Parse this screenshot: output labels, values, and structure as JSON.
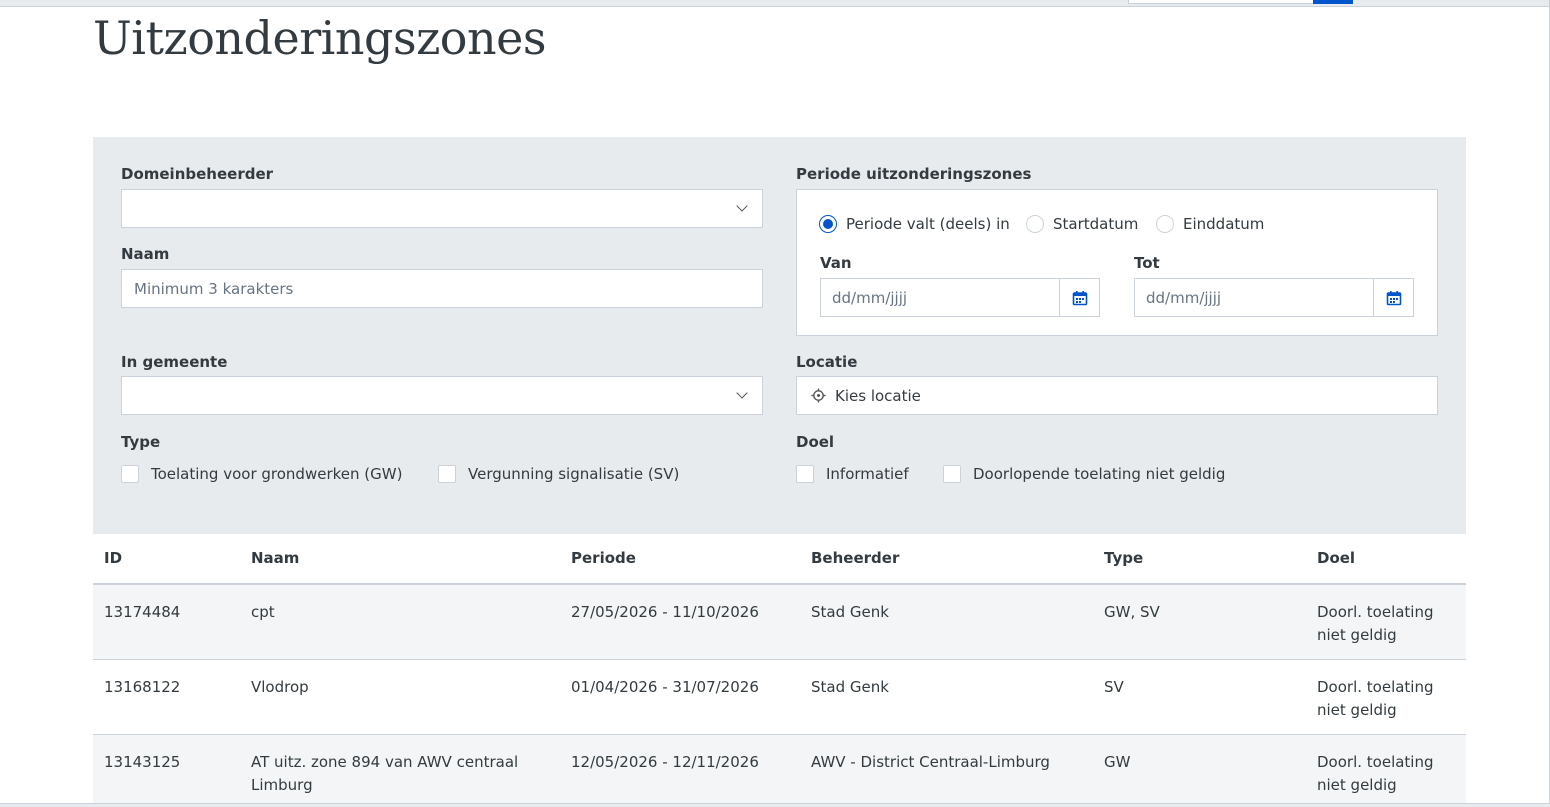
{
  "page": {
    "title": "Uitzonderingszones"
  },
  "filters": {
    "domeinbeheerder": {
      "label": "Domeinbeheerder",
      "value": ""
    },
    "naam": {
      "label": "Naam",
      "placeholder": "Minimum 3 karakters"
    },
    "gemeente": {
      "label": "In gemeente",
      "value": ""
    },
    "periode": {
      "label": "Periode uitzonderingszones",
      "options": [
        "Periode valt (deels) in",
        "Startdatum",
        "Einddatum"
      ],
      "selected": "Periode valt (deels) in",
      "van": {
        "label": "Van",
        "placeholder": "dd/mm/jjjj"
      },
      "tot": {
        "label": "Tot",
        "placeholder": "dd/mm/jjjj"
      }
    },
    "locatie": {
      "label": "Locatie",
      "placeholder": "Kies locatie"
    },
    "type": {
      "label": "Type",
      "options": [
        "Toelating voor grondwerken (GW)",
        "Vergunning signalisatie (SV)"
      ]
    },
    "doel": {
      "label": "Doel",
      "options": [
        "Informatief",
        "Doorlopende toelating niet geldig"
      ]
    }
  },
  "table": {
    "headers": [
      "ID",
      "Naam",
      "Periode",
      "Beheerder",
      "Type",
      "Doel"
    ],
    "rows": [
      {
        "id": "13174484",
        "naam": "cpt",
        "periode": "27/05/2026 - 11/10/2026",
        "beheerder": "Stad Genk",
        "type": "GW, SV",
        "doel": "Doorl. toelating niet geldig"
      },
      {
        "id": "13168122",
        "naam": "Vlodrop",
        "periode": "01/04/2026 - 31/07/2026",
        "beheerder": "Stad Genk",
        "type": "SV",
        "doel": "Doorl. toelating niet geldig"
      },
      {
        "id": "13143125",
        "naam": "AT uitz. zone 894 van AWV centraal Limburg",
        "periode": "12/05/2026 - 12/11/2026",
        "beheerder": "AWV - District Centraal-Limburg",
        "type": "GW",
        "doel": "Doorl. toelating niet geldig"
      }
    ]
  },
  "colors": {
    "accent": "#0055cc",
    "panel": "#e8ebee",
    "border": "#cbd2da",
    "text": "#333b40",
    "placeholder": "#687483"
  },
  "icons": {
    "calendar": "calendar-icon",
    "chevron": "chevron-down-icon",
    "location": "crosshair-icon"
  }
}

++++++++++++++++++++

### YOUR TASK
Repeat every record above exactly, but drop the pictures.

### RESPONSE TO THIS EXERCISE
Parse this screenshot: output labels, values, and structure as JSON.
{
  "page": {
    "title": "Uitzonderingszones"
  },
  "filters": {
    "domeinbeheerder": {
      "label": "Domeinbeheerder",
      "value": ""
    },
    "naam": {
      "label": "Naam",
      "placeholder": "Minimum 3 karakters"
    },
    "gemeente": {
      "label": "In gemeente",
      "value": ""
    },
    "periode": {
      "label": "Periode uitzonderingszones",
      "options": [
        "Periode valt (deels) in",
        "Startdatum",
        "Einddatum"
      ],
      "selected": "Periode valt (deels) in",
      "van": {
        "label": "Van",
        "placeholder": "dd/mm/jjjj"
      },
      "tot": {
        "label": "Tot",
        "placeholder": "dd/mm/jjjj"
      }
    },
    "locatie": {
      "label": "Locatie",
      "placeholder": "Kies locatie"
    },
    "type": {
      "label": "Type",
      "options": [
        "Toelating voor grondwerken (GW)",
        "Vergunning signalisatie (SV)"
      ]
    },
    "doel": {
      "label": "Doel",
      "options": [
        "Informatief",
        "Doorlopende toelating niet geldig"
      ]
    }
  },
  "table": {
    "headers": [
      "ID",
      "Naam",
      "Periode",
      "Beheerder",
      "Type",
      "Doel"
    ],
    "rows": [
      {
        "id": "13174484",
        "naam": "cpt",
        "periode": "27/05/2026 - 11/10/2026",
        "beheerder": "Stad Genk",
        "type": "GW, SV",
        "doel": "Doorl. toelating niet geldig"
      },
      {
        "id": "13168122",
        "naam": "Vlodrop",
        "periode": "01/04/2026 - 31/07/2026",
        "beheerder": "Stad Genk",
        "type": "SV",
        "doel": "Doorl. toelating niet geldig"
      },
      {
        "id": "13143125",
        "naam": "AT uitz. zone 894 van AWV centraal Limburg",
        "periode": "12/05/2026 - 12/11/2026",
        "beheerder": "AWV - District Centraal-Limburg",
        "type": "GW",
        "doel": "Doorl. toelating niet geldig"
      }
    ]
  },
  "colors": {
    "accent": "#0055cc",
    "panel": "#e8ebee",
    "border": "#cbd2da",
    "text": "#333b40",
    "placeholder": "#687483"
  },
  "icons": {
    "calendar": "calendar-icon",
    "chevron": "chevron-down-icon",
    "location": "crosshair-icon"
  }
}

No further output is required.